Many of our research projects require new computational methods for processing and evaluating the data obtained. We develop these analysis tools either ourselves or in cooperation with partners, and also make them available to third parties.

Behavioural ecology and evolutionary biology of the spotted hyena population in the Ngorongoro Crater

How – and how well – do group-living animals respond to social and environmental change? To address this question, we study the evolution of social behaviour and behavioural and evolutionary processes shaping the life history and fitness of group-living animals using an entire population of wild spotted hyenas (eight groups, more than 2500 individuals) that we have been monitoring since 1996 and for which we compiled an almost complete genetic pedigree across nine generations.

Wildlife endocrinology

Wildlife endocrinology is largely based on non-invasive monitoring of reproductive and adrenocortical hormones of zoo-and wildlife. Our laboratory has the expertise, reagents and instruments availalbe for related research and is experienced in method development and validation for a variety of species and matrices. Most commonly explored matrices in our laboraty are faeces, urine and hair.

Eco-immunology of carnivores with low immunogenetic diversity

In this project we study the immune phenotype as well as the parasites and pathogens of two feline species, the cheetah (Acinonyx jubatus) and the Iberian lynx (Lynx pardinus).

Health, demography, ecological dynamics and anthropogenic effects on spotted hyenas in the Serengeti National Park

We study the behaviour, ecology and health of spotted hyenas (Crocuta crocuta) in the Serengeti National Park since 1987, and currently hold detailed information on more than 2300 individuals in three clans.

Strengthening scientific approaches in wildlife welfare

With its expertise in animal welfare, the Leibniz-IZW contributes to an appropriate management of animals in human care and significantly improves science-based approaches and methods for it.

WTimpact – Citizen Science as a tool for knowledge transfer

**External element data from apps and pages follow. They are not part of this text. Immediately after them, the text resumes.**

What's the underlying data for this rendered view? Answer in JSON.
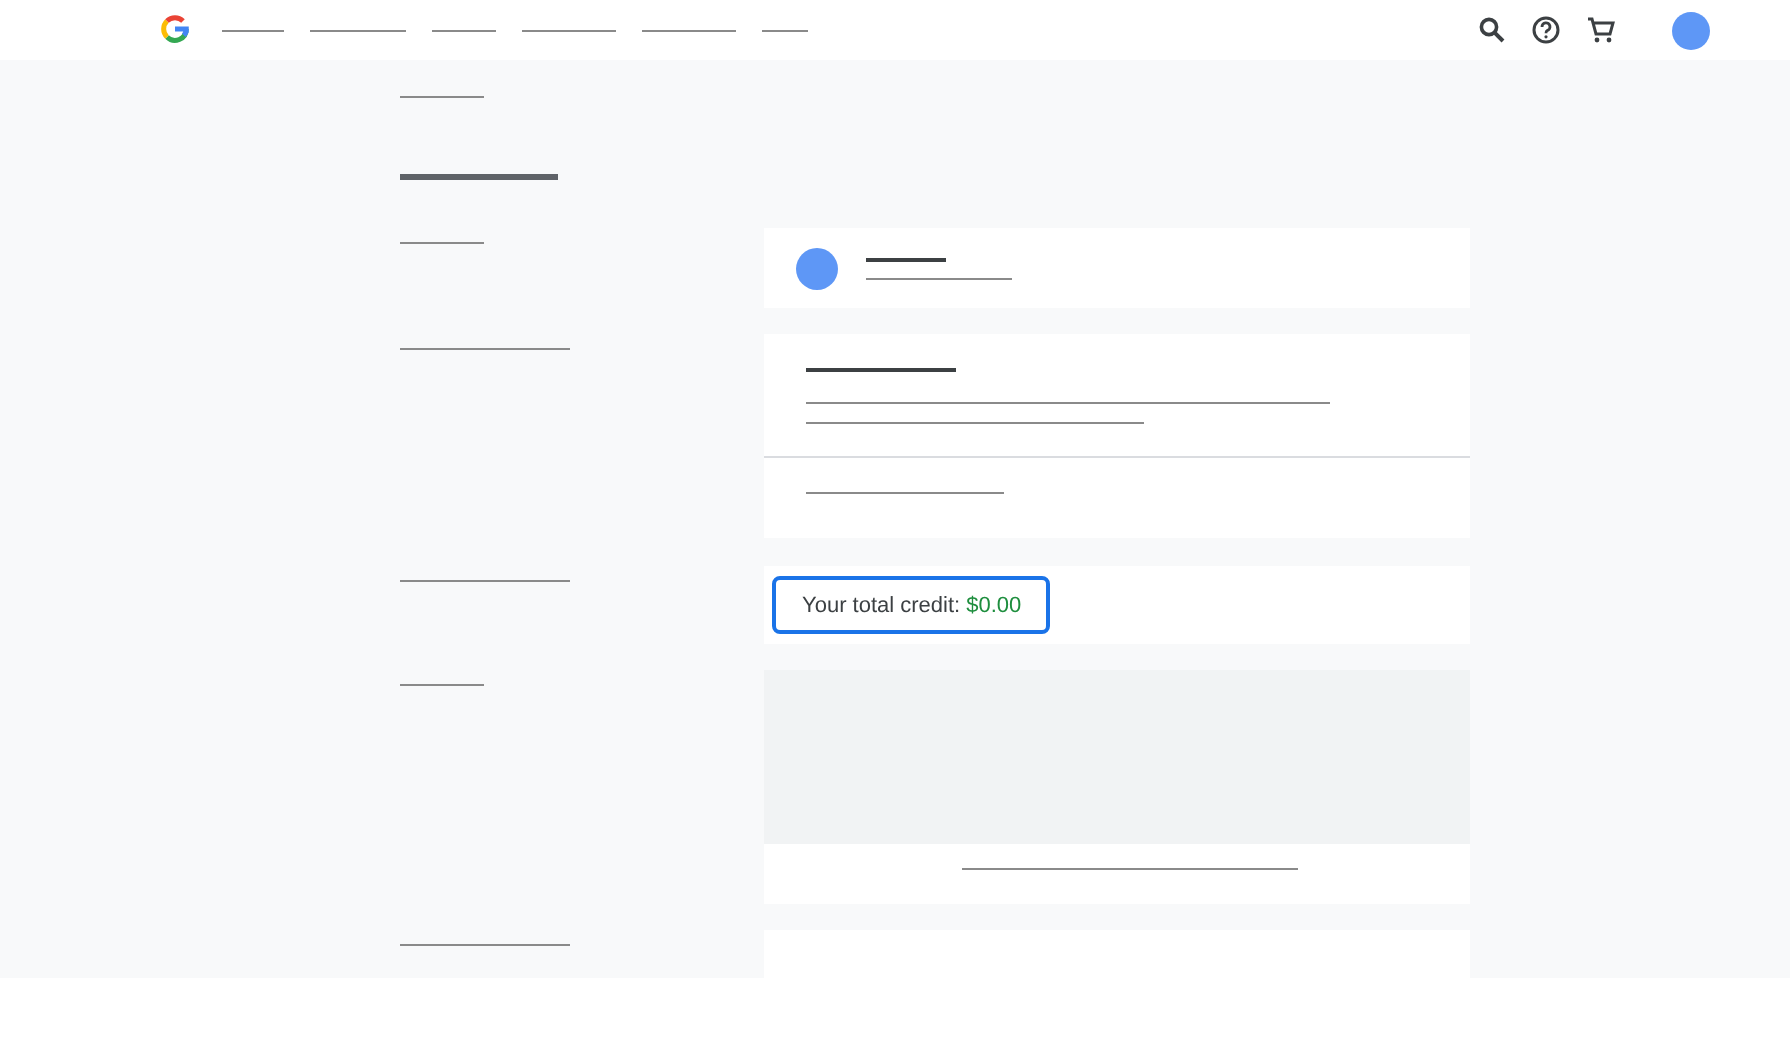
{
  "credit": {
    "label": "Your total credit:",
    "amount": "$0.00"
  }
}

In this interdisciplinary project we investigate which factors influence learning and the emotional attitude of participants in Citizen Science projects. We want to find out whether Citizen Science can be used as a tool for knowledge transfer and which success factors are important for this.